Saturday, May 12, 2018

Satana Deberry: Reflections on the election of a "Woke" District Attorney

I had the privilege of seeing Satana Deberry, our recently elected District Attorney, at Whole Foods earlier this week. It was great witnessing the responses of people in offering congratulations for her win. It stirred a few thoughts that led to me to writing about the history of law enforcement in America.

Go fetch them runaway niggers. My apologizes to those who hate that word, but it's necessary in this context. You feel me?

Oh, my thoughts on chasing slaves and crooked police stirred more thoughts regarding this historical moment. For those who dismiss the historical significance, I suggest you read a few books.

My thoughts:

1. How serious are we about criminal justice reform? I raise this question due to conversations I've had with people who didn't support Satana. If you teach and preach reform as part of your socio-political-economic agenda, help me understand why and how you failed to honor, respect and support the agenda Satana addresses?

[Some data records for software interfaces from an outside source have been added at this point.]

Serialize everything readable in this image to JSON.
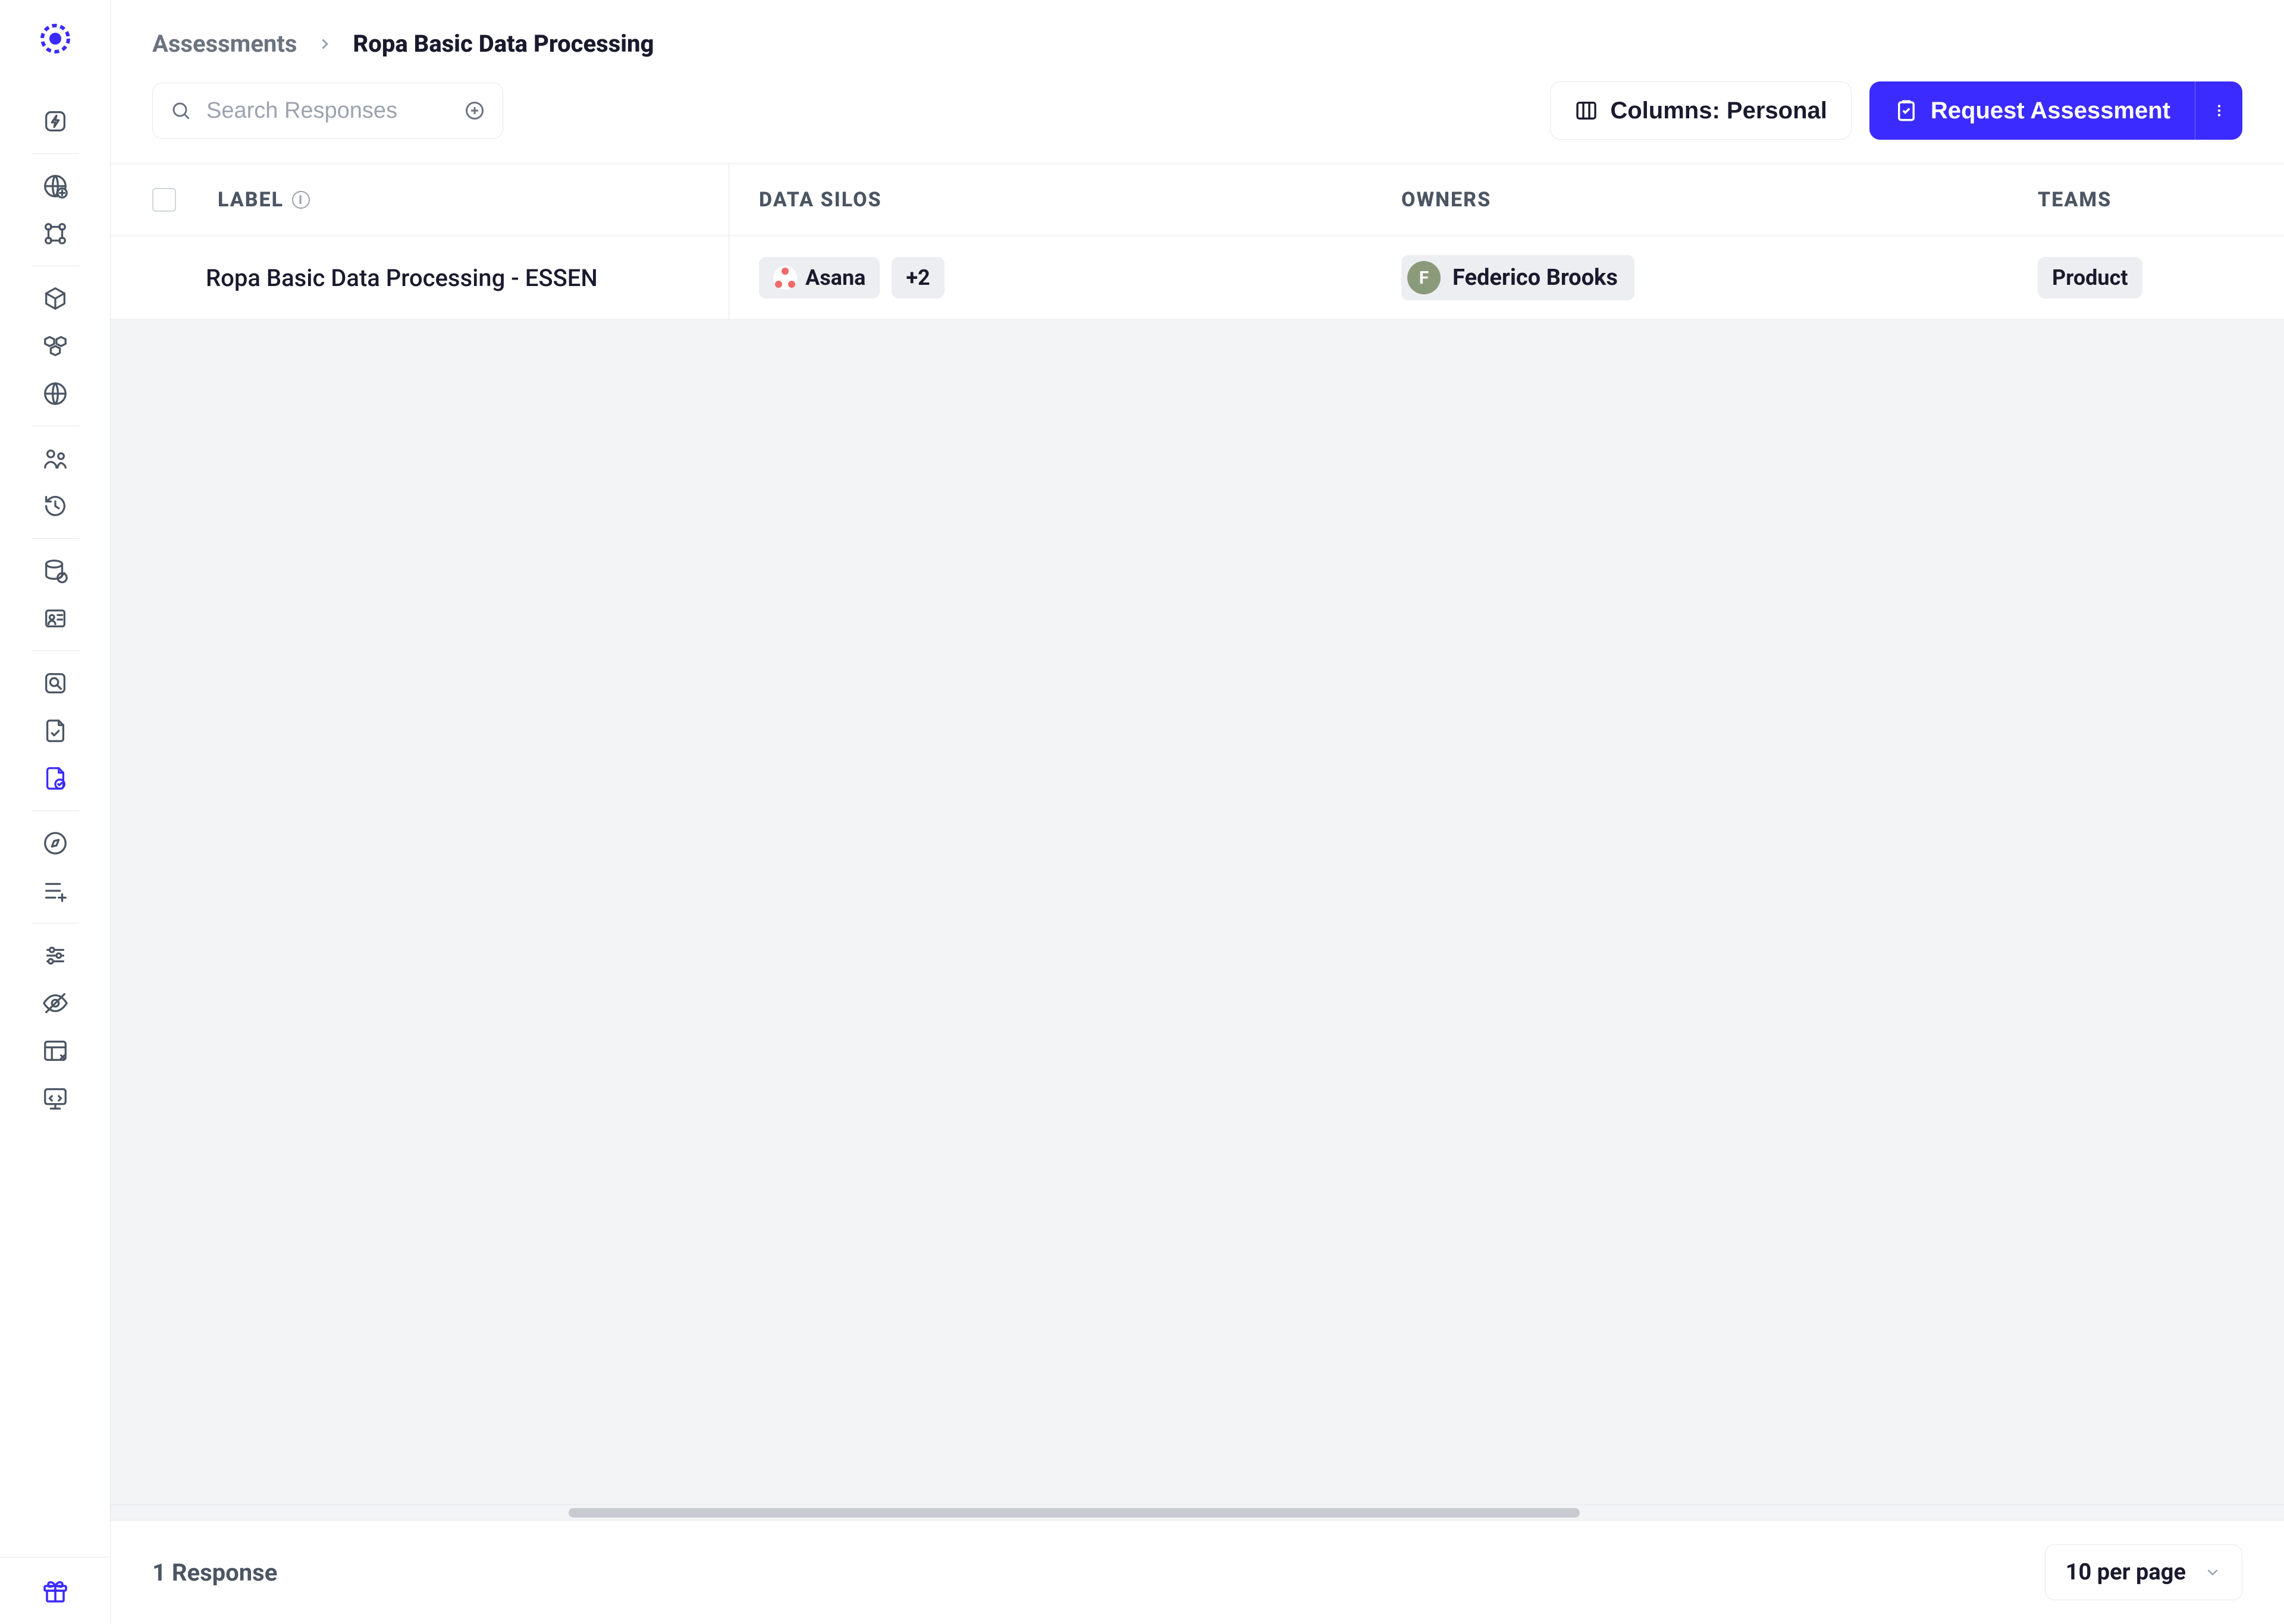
{
  "breadcrumb": {
    "root": "Assessments",
    "current": "Ropa Basic Data Processing"
  },
  "search": {
    "placeholder": "Search Responses"
  },
  "toolbar": {
    "columns_label_prefix": "Columns: ",
    "columns_value": "Personal",
    "request_label": "Request Assessment"
  },
  "table": {
    "headers": {
      "label": "LABEL",
      "data_silos": "DATA SILOS",
      "owners": "OWNERS",
      "teams": "TEAMS"
    },
    "rows": [
      {
        "label": "Ropa Basic Data Processing  - ESSEN",
        "data_silos": {
          "primary": "Asana",
          "more": "+2"
        },
        "owners": [
          {
            "initial": "F",
            "name": "Federico Brooks"
          }
        ],
        "teams": [
          "Product"
        ]
      }
    ]
  },
  "footer": {
    "count": "1 Response",
    "per_page": "10 per page"
  },
  "sidebar": {
    "groups": [
      [
        "bolt-icon"
      ],
      [
        "globe-icon",
        "nodes-icon"
      ],
      [
        "cube-icon",
        "cubes-icon",
        "globe2-icon"
      ],
      [
        "people-icon",
        "history-icon"
      ],
      [
        "database-icon",
        "id-card-icon"
      ],
      [
        "search-db-icon",
        "file-check-icon",
        "file-edit-icon"
      ],
      [
        "compass-icon",
        "list-add-icon"
      ],
      [
        "sliders-icon",
        "eye-off-icon",
        "layout-icon",
        "code-monitor-icon"
      ]
    ],
    "active": "file-edit-icon",
    "bottom": "gift-icon"
  }
}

2. Some people may need to check their gender bias. I glare with extreme crossed eyeballs to anyone who questioned the integrity of Satana's credentials. I'm forced o question whether this is a construction of some form of gender bias (you know, a woman can't do this) or more a variable of people being too lazy to read her CV.

3. This is much bigger than Durham. Some people wanted to make the DA race about something other, but, make no mistakes, this must be placed within the larger context of how the law is enforced on a national level. If you seriously believe stuff is broken, then act like you know.

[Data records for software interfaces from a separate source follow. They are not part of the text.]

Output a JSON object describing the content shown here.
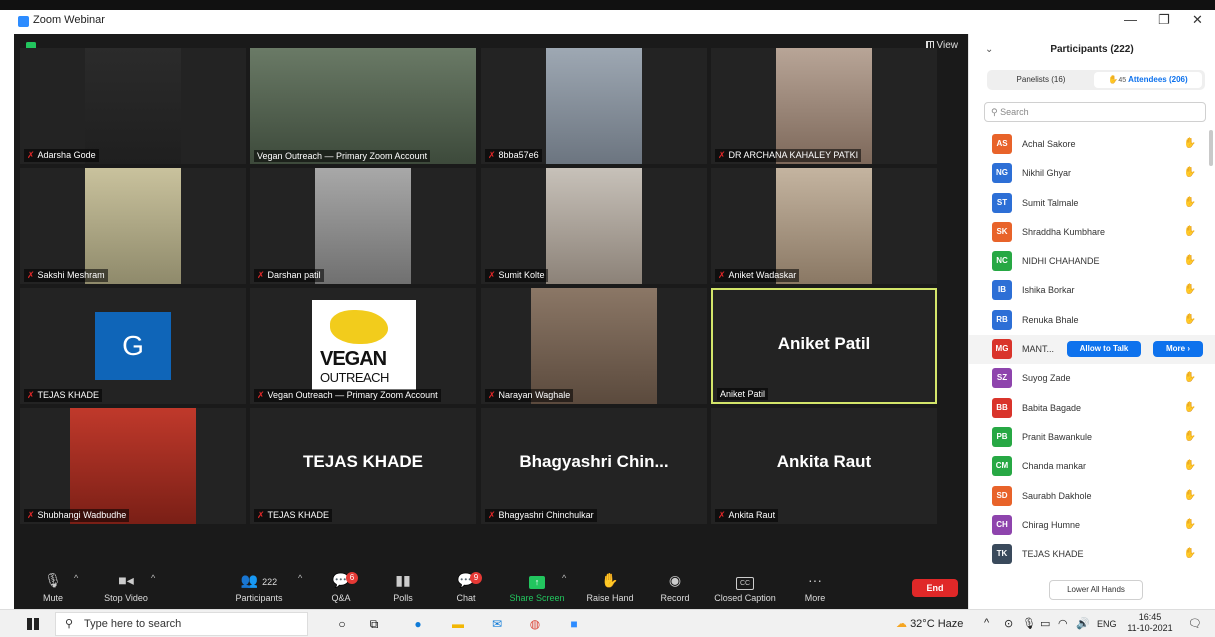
{
  "window": {
    "title": "Zoom Webinar",
    "controls": {
      "minimize": "—",
      "restore": "❐",
      "close": "✕"
    },
    "view_label": "View"
  },
  "tiles": [
    {
      "type": "video",
      "name": "Adarsha Gode",
      "muted": true
    },
    {
      "type": "video",
      "name": "Vegan Outreach — Primary Zoom Account",
      "muted": false
    },
    {
      "type": "video",
      "name": "8bba57e6",
      "muted": true
    },
    {
      "type": "video",
      "name": "DR ARCHANA KAHALEY PATKI",
      "muted": true
    },
    {
      "type": "video",
      "name": "Sakshi Meshram",
      "muted": true
    },
    {
      "type": "video",
      "name": "Darshan patil",
      "muted": true
    },
    {
      "type": "video",
      "name": "Sumit Kolte",
      "muted": true
    },
    {
      "type": "video",
      "name": "Aniket Wadaskar",
      "muted": true
    },
    {
      "type": "avatar",
      "name": "TEJAS KHADE",
      "letter": "G",
      "muted": true
    },
    {
      "type": "logo",
      "name": "Vegan Outreach — Primary Zoom Account",
      "logo_line1": "VEGAN",
      "logo_line2": "OUTREACH",
      "muted": true
    },
    {
      "type": "video",
      "name": "Narayan Waghale",
      "muted": true
    },
    {
      "type": "text",
      "name": "Aniket Patil",
      "display": "Aniket Patil",
      "muted": false,
      "active": true
    },
    {
      "type": "video",
      "name": "Shubhangi Wadbudhe",
      "muted": true
    },
    {
      "type": "text",
      "name": "TEJAS KHADE",
      "display": "TEJAS KHADE",
      "muted": true
    },
    {
      "type": "text",
      "name": "Bhagyashri Chinchulkar",
      "display": "Bhagyashri  Chin...",
      "muted": true
    },
    {
      "type": "text",
      "name": "Ankita Raut",
      "display": "Ankita Raut",
      "muted": true
    }
  ],
  "toolbar": {
    "mute": "Mute",
    "stop_video": "Stop Video",
    "participants": "Participants",
    "participants_count": "222",
    "qa": "Q&A",
    "qa_badge": "6",
    "polls": "Polls",
    "chat": "Chat",
    "chat_badge": "9",
    "share_screen": "Share Screen",
    "raise_hand": "Raise Hand",
    "record": "Record",
    "closed_caption": "Closed Caption",
    "cc_label": "CC",
    "more": "More",
    "end": "End"
  },
  "panel": {
    "title": "Participants (222)",
    "panelists_tab": "Panelists (16)",
    "hand_count": "45",
    "attendees_tab": "Attendees (206)",
    "search_placeholder": "Search",
    "allow_to_talk": "Allow to Talk",
    "more": "More ›",
    "lower_all_hands": "Lower All Hands",
    "attendees": [
      {
        "initials": "AS",
        "name": "Achal Sakore",
        "color": "#e8632a"
      },
      {
        "initials": "NG",
        "name": "Nikhil Ghyar",
        "color": "#2d6fd6"
      },
      {
        "initials": "ST",
        "name": "Sumit Talmale",
        "color": "#2d6fd6"
      },
      {
        "initials": "SK",
        "name": "Shraddha Kumbhare",
        "color": "#e8632a"
      },
      {
        "initials": "NC",
        "name": "NIDHI CHAHANDE",
        "color": "#27a844"
      },
      {
        "initials": "IB",
        "name": "Ishika Borkar",
        "color": "#2d6fd6"
      },
      {
        "initials": "RB",
        "name": "Renuka Bhale",
        "color": "#2d6fd6"
      },
      {
        "initials": "MG",
        "name": "MANT...",
        "color": "#d9342b",
        "highlight": true
      },
      {
        "initials": "SZ",
        "name": "Suyog Zade",
        "color": "#8e44ad"
      },
      {
        "initials": "BB",
        "name": "Babita Bagade",
        "color": "#d9342b"
      },
      {
        "initials": "PB",
        "name": "Pranit Bawankule",
        "color": "#27a844"
      },
      {
        "initials": "CM",
        "name": "Chanda mankar",
        "color": "#27a844"
      },
      {
        "initials": "SD",
        "name": "Saurabh Dakhole",
        "color": "#e8632a"
      },
      {
        "initials": "CH",
        "name": "Chirag Humne",
        "color": "#8e44ad"
      },
      {
        "initials": "TK",
        "name": "TEJAS KHADE",
        "color": "#3a4a5c"
      }
    ]
  },
  "taskbar": {
    "search_placeholder": "Type here to search",
    "weather": "32°C  Haze",
    "language": "ENG",
    "time": "16:45",
    "date": "11-10-2021"
  }
}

4. This is not about dismissing the integrity of Roger Echols and the work he has achieved. Please, let's not go there. Echols served Durham well. He's a black man who deserves all due respect. I appreciate his service, and understand why many supported his continued role as DA.

5. But, there is work to do. It is critical that we note the history and injustices of law enforcement. It's time to think about how laws are used to dismantle black families by incarcerating black men and women at alarming disparate rates.

6. Some may decide to blame that disparity on blacks performing more crimes, but don't we deserve to have a different conversation?

7. We got to move past decisions being minimized by the type of political talk that reduces all of this to white "progressive" folks fighting against black "traditionalist". Can we talk about what's best for black people without getting stuck by who owns the terms of the conversation? In other words, can we place the bullshit to the side to change things for real?

8. Finally, and this is the biggy, I'm proud of Durham. I mean, I'm really, really proud of Durham. We're serious about reform, and when people not impacted, directly, by the stuff were talking about show up and vote for change, you know it's real. Like, really real. You feel me.

9. Oh, finally, finally, I love Satana and Clarence Birkhead is my dude. I'm smiling like it's my birthday and the gift I got....that's my business.

Carry on.